So, what do you do?
Here’s a few tips to get you started:
Yelp is a community driven review site that enables users to create locations, give details about the businesses, review them, and even post multimedia content.
It’s a major asset; you can thank Apple for that, and here’s why:
When an iPhone or iPad user uses Siri to search for a local business, the results are powered by Yelp. So, if you’re not on Yelp, iPhone users aren’t going to find you in local searches (unless they use their mobile browser and navigate to Google).
But there’s more. Yelp results returned to Siri are based on Yelp reviews. So, the top results returned are going to be the business with the most positive reviews.
But use caution, Yelp reviews can be tricky. If someone creates an account just to write a review for you, it’ll likely never be activated. Yelp likes reviews from active users. Ask your clients if they use Yelp, if they say yes, then ask for a review. Also, you can, and should, thank reviewers and invite them back for another visit, even offer a discount! That person, who’s already a fan, will often post a follow-up review, or answer others’ questions about your business. On the flip side, if someone posts a legitimate complaint, don’t be afraid to publicly apologize – but be sincere. Remember, a scorned customer doesn’t want freebies; they want to be heard.
Google Plus Local Pages
Google Plus Local pages are indexed in more than Android mobile searches. They’re also indexed in three additional types of searches:
Google Plus Local Pages are similar to Facebook business pages, but they have better SEO. You don’t have to post to your Google Plus Local Page as you would on a Facebook business page, although it doesn’t hurt. The essential elements include a complete bio, contact information and some photos.

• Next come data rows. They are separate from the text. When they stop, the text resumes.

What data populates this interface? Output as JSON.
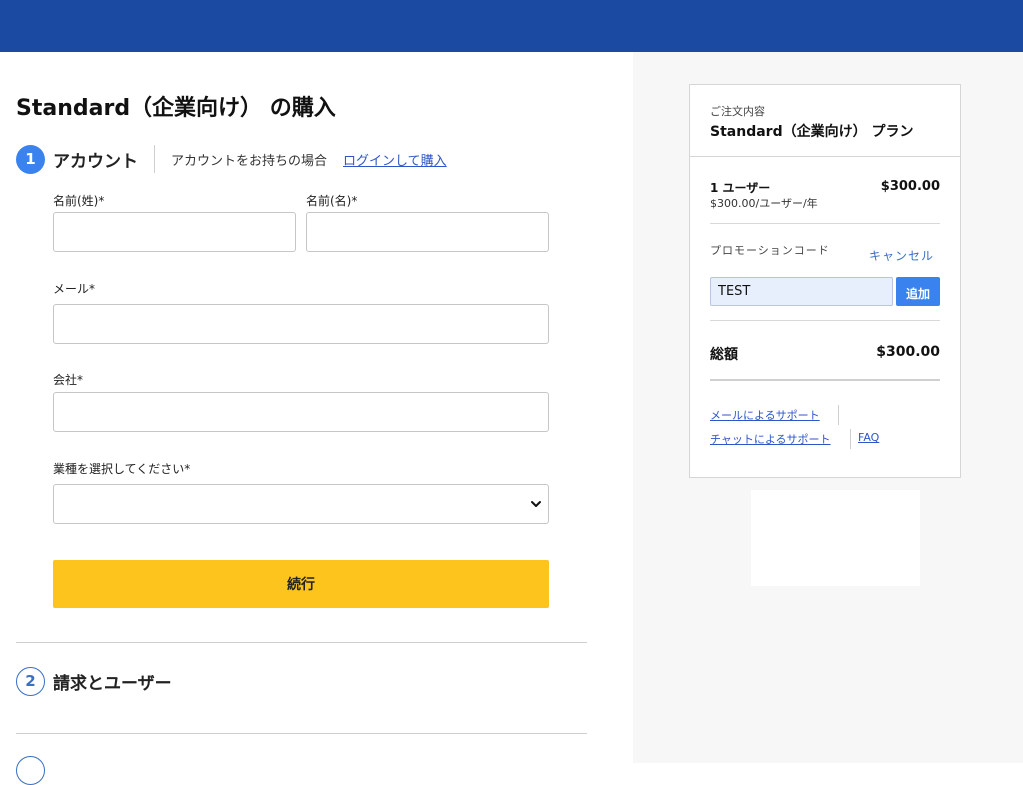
{
  "page": {
    "title": "Standard（企業向け） の購入"
  },
  "colors": {
    "header": "#1b4aa2",
    "accent": "#3a83ef",
    "continue_button": "#fec41e",
    "link": "#2f55c8"
  },
  "steps": [
    {
      "number": "1",
      "title": "アカウント",
      "state": "active"
    },
    {
      "number": "2",
      "title": "請求とユーザー",
      "state": "inactive"
    }
  ],
  "account": {
    "login_prompt": "アカウントをお持ちの場合",
    "login_link": "ログインして購入"
  },
  "form": {
    "last_name_label": "名前(姓)*",
    "last_name_value": "",
    "first_name_label": "名前(名)*",
    "first_name_value": "",
    "email_label": "メール*",
    "email_value": "",
    "company_label": "会社*",
    "company_value": "",
    "industry_label": "業種を選択してください*",
    "industry_value": "",
    "continue_label": "続行"
  },
  "order": {
    "caption": "ご注文内容",
    "plan_name": "Standard（企業向け） プラン",
    "line_item": {
      "title": "1 ユーザー",
      "subtitle": "$300.00/ユーザー/年",
      "price": "$300.00"
    },
    "promo": {
      "label": "プロモーションコード",
      "cancel": "キャンセル",
      "code_value": "TEST",
      "add_button": "追加"
    },
    "total_label": "総額",
    "total_price": "$300.00",
    "support": {
      "email": "メールによるサポート",
      "chat": "チャットによるサポート",
      "faq": "FAQ"
    }
  }
}
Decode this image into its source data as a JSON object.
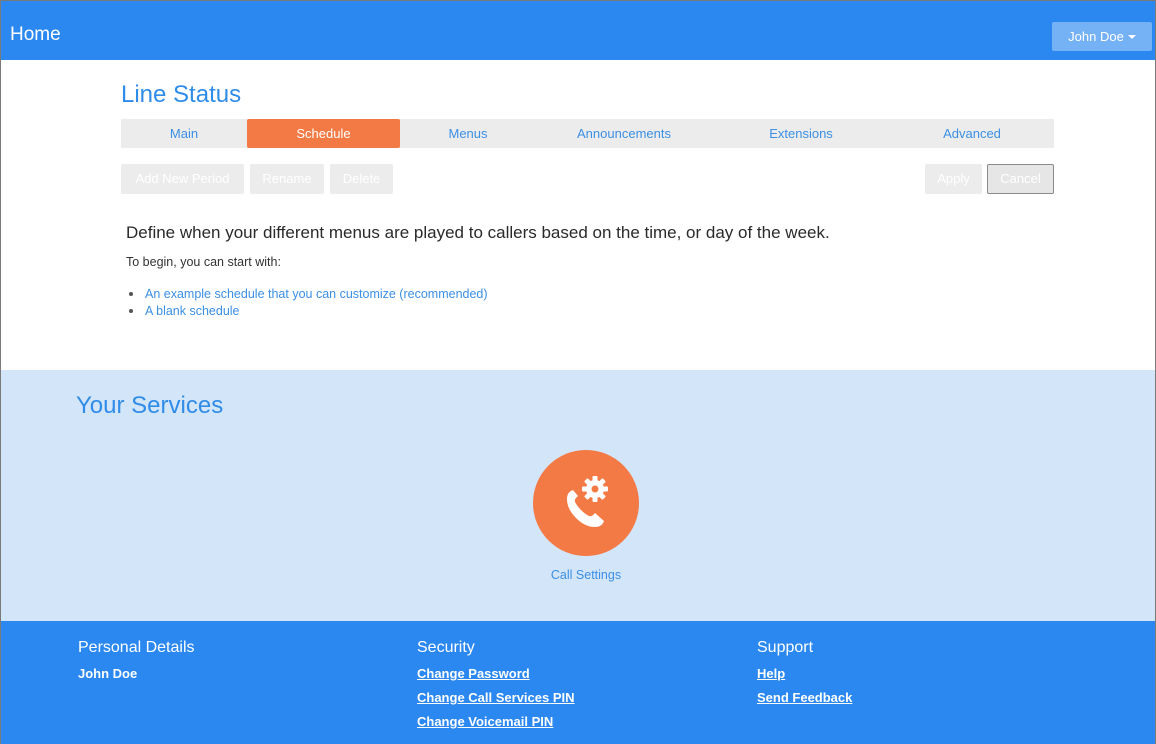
{
  "header": {
    "home_label": "Home",
    "user_menu_label": "John Doe"
  },
  "main": {
    "title": "Line Status",
    "tabs": [
      {
        "label": "Main",
        "active": false
      },
      {
        "label": "Schedule",
        "active": true
      },
      {
        "label": "Menus",
        "active": false
      },
      {
        "label": "Announcements",
        "active": false
      },
      {
        "label": "Extensions",
        "active": false
      },
      {
        "label": "Advanced",
        "active": false
      }
    ],
    "toolbar": {
      "add_new_period": "Add New Period",
      "rename": "Rename",
      "delete": "Delete",
      "apply": "Apply",
      "cancel": "Cancel"
    },
    "intro": "Define when your different menus are played to callers based on the time, or day of the week.",
    "begin_text": "To begin, you can start with:",
    "options": [
      "An example schedule that you can customize (recommended)",
      "A blank schedule"
    ]
  },
  "services": {
    "title": "Your Services",
    "items": [
      {
        "label": "Call Settings",
        "icon": "phone-gear-icon"
      }
    ]
  },
  "footer": {
    "personal": {
      "title": "Personal Details",
      "name": "John Doe"
    },
    "security": {
      "title": "Security",
      "links": [
        "Change Password",
        "Change Call Services PIN",
        "Change Voicemail PIN"
      ]
    },
    "support": {
      "title": "Support",
      "links": [
        "Help",
        "Send Feedback"
      ]
    }
  },
  "colors": {
    "brand_blue": "#2b88f0",
    "accent_orange": "#f47a45",
    "services_bg": "#d3e5f9",
    "link_blue": "#3b8fe5"
  }
}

You’ll also want to ask for reviews. Just like Yelp, the more positive reviews you have, the higher you will rank in searches. And responses to reviews are important here, too.
Other Searches of Note

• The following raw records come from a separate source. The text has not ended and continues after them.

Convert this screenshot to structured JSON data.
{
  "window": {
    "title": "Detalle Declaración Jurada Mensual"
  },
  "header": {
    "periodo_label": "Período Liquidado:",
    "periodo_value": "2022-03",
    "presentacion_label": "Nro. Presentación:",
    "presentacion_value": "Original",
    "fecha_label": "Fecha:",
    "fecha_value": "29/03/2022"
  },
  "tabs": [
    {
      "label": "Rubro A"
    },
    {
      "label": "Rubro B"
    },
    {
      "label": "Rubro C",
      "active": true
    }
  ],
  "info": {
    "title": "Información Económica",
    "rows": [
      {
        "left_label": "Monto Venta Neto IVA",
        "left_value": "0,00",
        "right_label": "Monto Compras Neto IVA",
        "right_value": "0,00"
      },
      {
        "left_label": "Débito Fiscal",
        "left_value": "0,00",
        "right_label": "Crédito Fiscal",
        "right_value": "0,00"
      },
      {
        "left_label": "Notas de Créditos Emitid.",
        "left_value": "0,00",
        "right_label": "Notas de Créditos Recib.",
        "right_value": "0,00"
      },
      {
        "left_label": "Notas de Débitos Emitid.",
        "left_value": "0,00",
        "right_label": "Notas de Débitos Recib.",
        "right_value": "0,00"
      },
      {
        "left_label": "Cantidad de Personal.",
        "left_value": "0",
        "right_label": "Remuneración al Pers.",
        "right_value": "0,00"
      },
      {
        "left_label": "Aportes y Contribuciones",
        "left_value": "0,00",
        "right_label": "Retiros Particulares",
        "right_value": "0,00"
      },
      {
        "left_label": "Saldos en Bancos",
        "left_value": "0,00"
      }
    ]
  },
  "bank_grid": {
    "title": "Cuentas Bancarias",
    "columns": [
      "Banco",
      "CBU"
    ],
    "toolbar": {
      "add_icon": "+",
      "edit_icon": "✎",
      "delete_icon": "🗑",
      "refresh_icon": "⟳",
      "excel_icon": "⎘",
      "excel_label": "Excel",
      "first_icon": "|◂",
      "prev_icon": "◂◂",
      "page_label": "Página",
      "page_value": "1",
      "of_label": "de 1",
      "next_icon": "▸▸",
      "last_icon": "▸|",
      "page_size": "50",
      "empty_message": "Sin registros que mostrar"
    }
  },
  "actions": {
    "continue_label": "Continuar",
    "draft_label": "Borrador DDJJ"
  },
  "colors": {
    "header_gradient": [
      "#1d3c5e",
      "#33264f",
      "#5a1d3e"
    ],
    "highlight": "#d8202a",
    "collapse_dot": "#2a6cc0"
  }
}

Not all users search using Siri or Android Google searches. Many people have a favorite app. You should try to have listings on these sites as well. Other sites to consider:

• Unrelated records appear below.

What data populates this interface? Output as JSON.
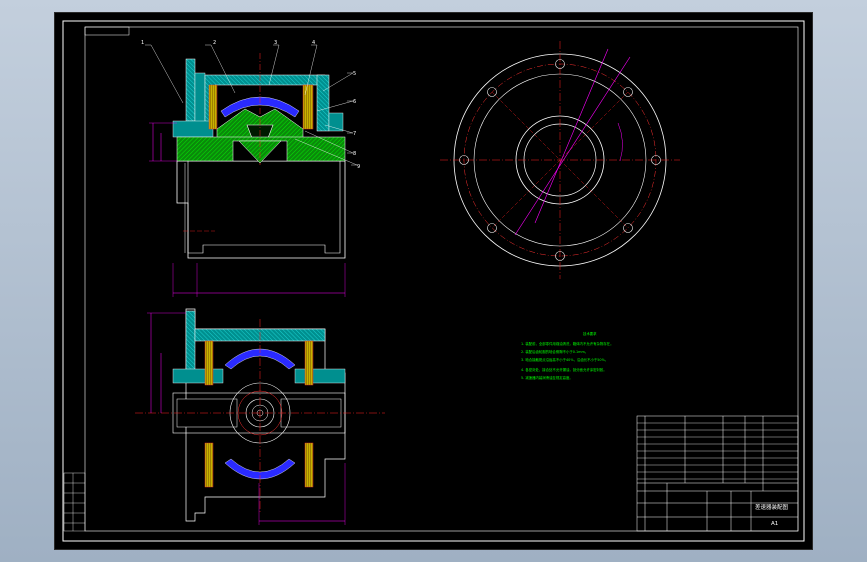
{
  "drawing": {
    "sheet_size": "A1",
    "title": "差速器装配图",
    "notes_title": "技术要求",
    "notes": [
      "1. 装配前，全部零件用煤油清洗，箱体内不允许有杂物存在。",
      "2. 装配后齿轮副的啮合侧隙不小于0.1mm。",
      "3. 啮合接触斑点沿齿高不小于40%，沿齿长不小于50%。",
      "4. 各密封处、接合处不允许漏油，剖分面允许涂密封胶。",
      "5. 减速器内装润滑油至规定高度。"
    ],
    "part_labels": [
      "1",
      "2",
      "3",
      "4",
      "5",
      "6",
      "7",
      "8",
      "9"
    ]
  },
  "colors": {
    "background": "#000000",
    "outline": "#ffffff",
    "dimension": "#ff00ff",
    "centerline": "#ff2020",
    "housing": "#00bfbf",
    "gear": "#00c800",
    "bearing": "#ffff00",
    "insert": "#2a2aff",
    "notes": "#00ff00"
  }
}
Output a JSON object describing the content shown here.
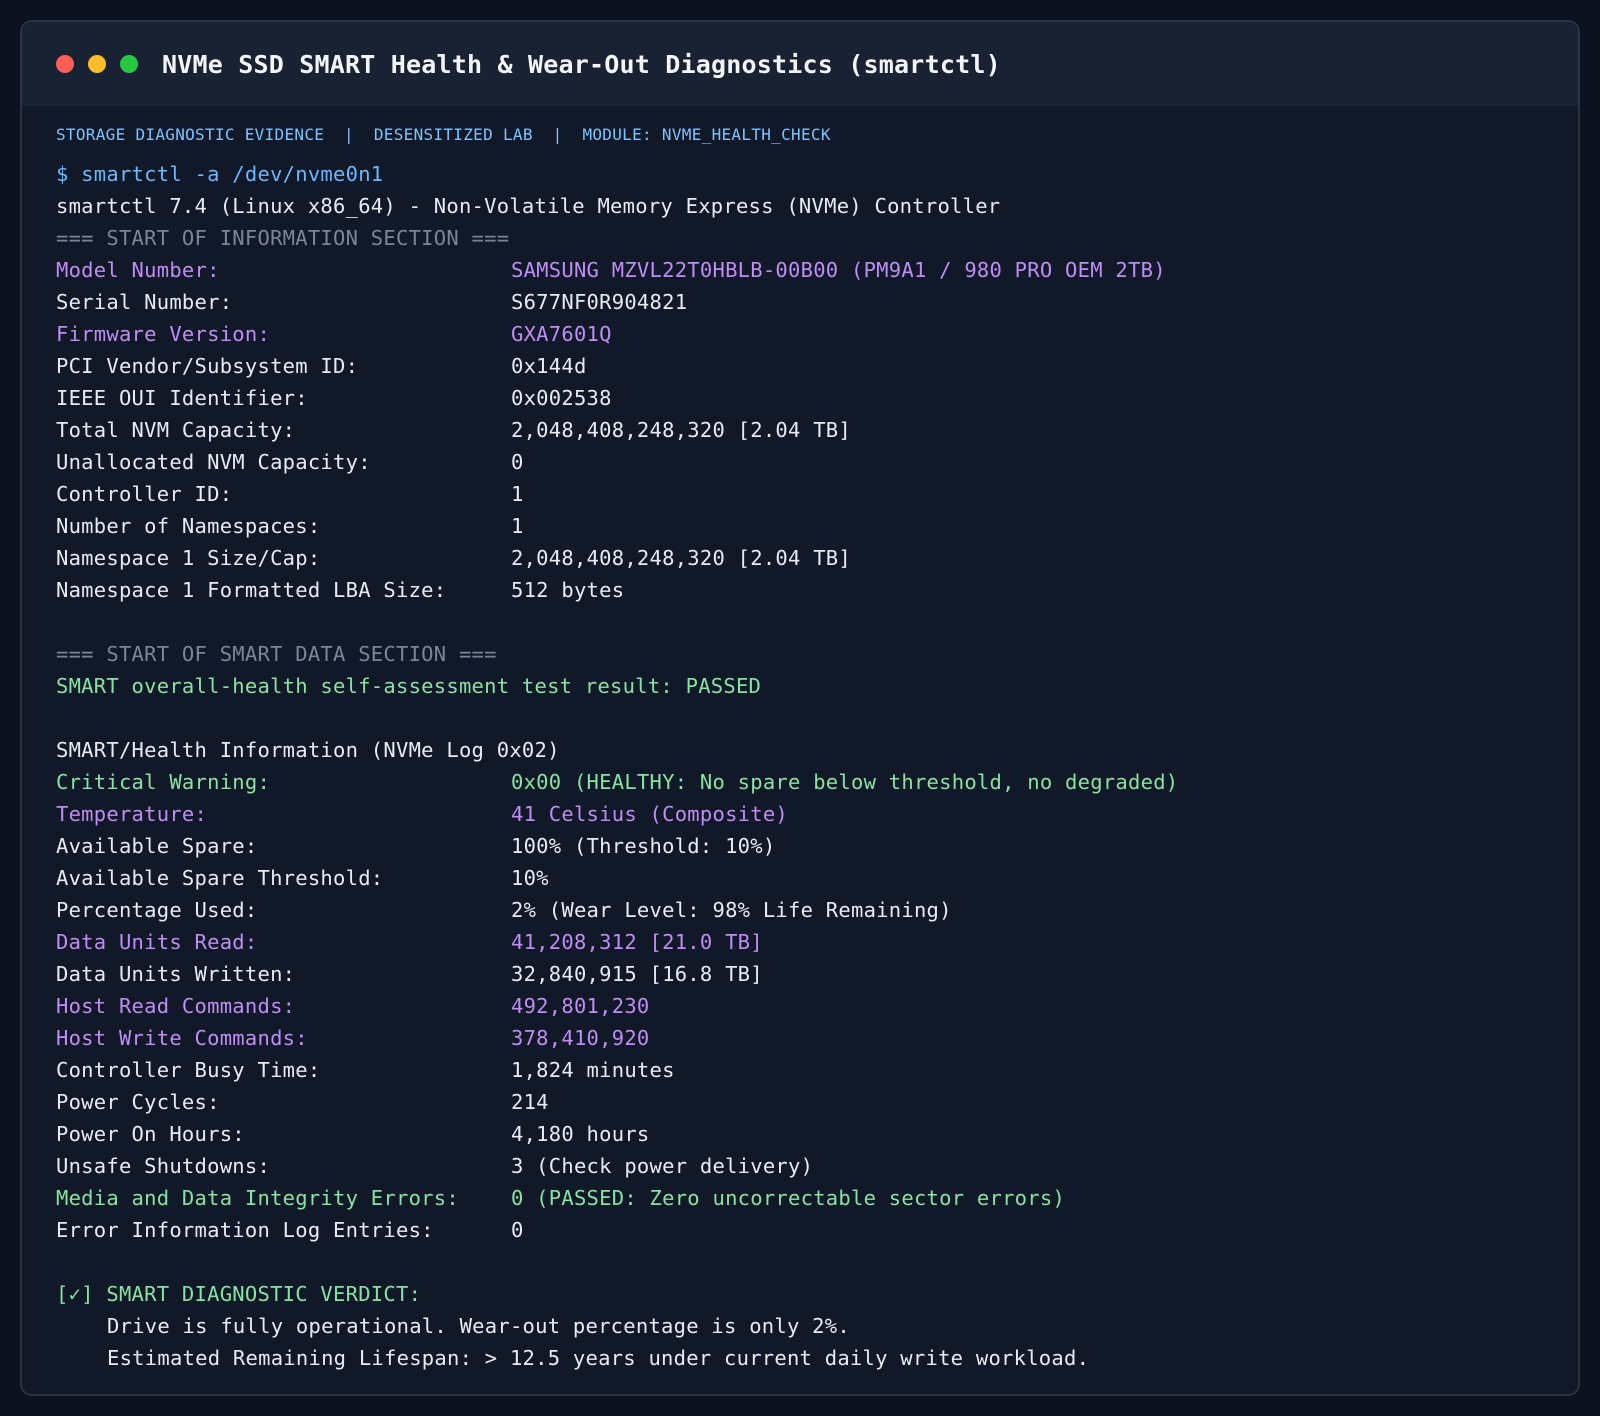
{
  "window": {
    "title": "NVMe SSD SMART Health & Wear-Out Diagnostics (smartctl)"
  },
  "meta": {
    "text": "STORAGE DIAGNOSTIC EVIDENCE  |  DESENSITIZED LAB  |  MODULE: NVME_HEALTH_CHECK"
  },
  "terminal": {
    "command": "$ smartctl -a /dev/nvme0n1",
    "version_line": "smartctl 7.4 (Linux x86_64) - Non-Volatile Memory Express (NVMe) Controller",
    "info_header": "=== START OF INFORMATION SECTION ===",
    "info": [
      {
        "key": "Model Number:",
        "value": "SAMSUNG MZVL22T0HBLB-00B00 (PM9A1 / 980 PRO OEM 2TB)"
      },
      {
        "key": "Serial Number:",
        "value": "S677NF0R904821"
      },
      {
        "key": "Firmware Version:",
        "value": "GXA7601Q"
      },
      {
        "key": "PCI Vendor/Subsystem ID:",
        "value": "0x144d"
      },
      {
        "key": "IEEE OUI Identifier:",
        "value": "0x002538"
      },
      {
        "key": "Total NVM Capacity:",
        "value": "2,048,408,248,320 [2.04 TB]"
      },
      {
        "key": "Unallocated NVM Capacity:",
        "value": "0"
      },
      {
        "key": "Controller ID:",
        "value": "1"
      },
      {
        "key": "Number of Namespaces:",
        "value": "1"
      },
      {
        "key": "Namespace 1 Size/Cap:",
        "value": "2,048,408,248,320 [2.04 TB]"
      },
      {
        "key": "Namespace 1 Formatted LBA Size:",
        "value": "512 bytes"
      }
    ],
    "smart_header": "=== START OF SMART DATA SECTION ===",
    "smart_result": "SMART overall-health self-assessment test result: PASSED",
    "health_header": "SMART/Health Information (NVMe Log 0x02)",
    "health": [
      {
        "key": "Critical Warning:",
        "value": "0x00 (HEALTHY: No spare below threshold, no degraded)"
      },
      {
        "key": "Temperature:",
        "value": "41 Celsius (Composite)"
      },
      {
        "key": "Available Spare:",
        "value": "100% (Threshold: 10%)"
      },
      {
        "key": "Available Spare Threshold:",
        "value": "10%"
      },
      {
        "key": "Percentage Used:",
        "value": "2% (Wear Level: 98% Life Remaining)"
      },
      {
        "key": "Data Units Read:",
        "value": "41,208,312 [21.0 TB]"
      },
      {
        "key": "Data Units Written:",
        "value": "32,840,915 [16.8 TB]"
      },
      {
        "key": "Host Read Commands:",
        "value": "492,801,230"
      },
      {
        "key": "Host Write Commands:",
        "value": "378,410,920"
      },
      {
        "key": "Controller Busy Time:",
        "value": "1,824 minutes"
      },
      {
        "key": "Power Cycles:",
        "value": "214"
      },
      {
        "key": "Power On Hours:",
        "value": "4,180 hours"
      },
      {
        "key": "Unsafe Shutdowns:",
        "value": "3 (Check power delivery)"
      },
      {
        "key": "Media and Data Integrity Errors:",
        "value": "0 (PASSED: Zero uncorrectable sector errors)"
      },
      {
        "key": "Error Information Log Entries:",
        "value": "0"
      }
    ],
    "verdict": {
      "header": "[✓] SMART DIAGNOSTIC VERDICT:",
      "line1": "Drive is fully operational. Wear-out percentage is only 2%.",
      "line2": "Estimated Remaining Lifespan: > 12.5 years under current daily write workload."
    }
  },
  "colors": {
    "background": "#111828",
    "titlebar": "#192232",
    "command": "#6cb6ff",
    "highlight_purple": "#c08cf5",
    "ok_green": "#86e3a0",
    "section_gray": "#7b8596",
    "text": "#e8ebf1"
  }
}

To make the most of these local searches, your website needs to be optimized for mobile viewing. Here’s why:
There are plenty of apps, widgets and resources that can help you optimize your website for mobile viewing.
Now’s the time! Go mobile!
If you have more questions, or want to know more, give us a call!
We've talked a little about social networking in the past. Today I'd like to be more specific and suggest that you start a business Facebook page. It's fun and it's free. Go to facebook.com and follow the directions. It's simple and plenty of businesses are there getting good results. Surprisingly, I've had two jobs come to my business from Facebook. More people are communicating that way because there's no junk email. On your business page you can add video, photos and keep your Facebook friends updated on what fun projects you're working on. You can also add neat little applications that bring more function to your page like client reviews, detailed information about your company, web and audio links. Check out Facebook this week.
Unless you've recently returned from a long stay on a deserted island, you've heard about 'Facebook' and 'Twitter'. These are just two of the many websites specializing in social networking. Social networking isn't just for staying in touch with family and friends. It's a powerful tool helping you connect people to your business. It's really simple to set up a personal account or an account for your company. And just like your personal account, your business account is a totally free tool. After you've signed up for Facebook and Twitter, visit Linked In. Linked In is a great business to business networking site. With a little bit of effort, you can help build greater credibility and stronger business relationships.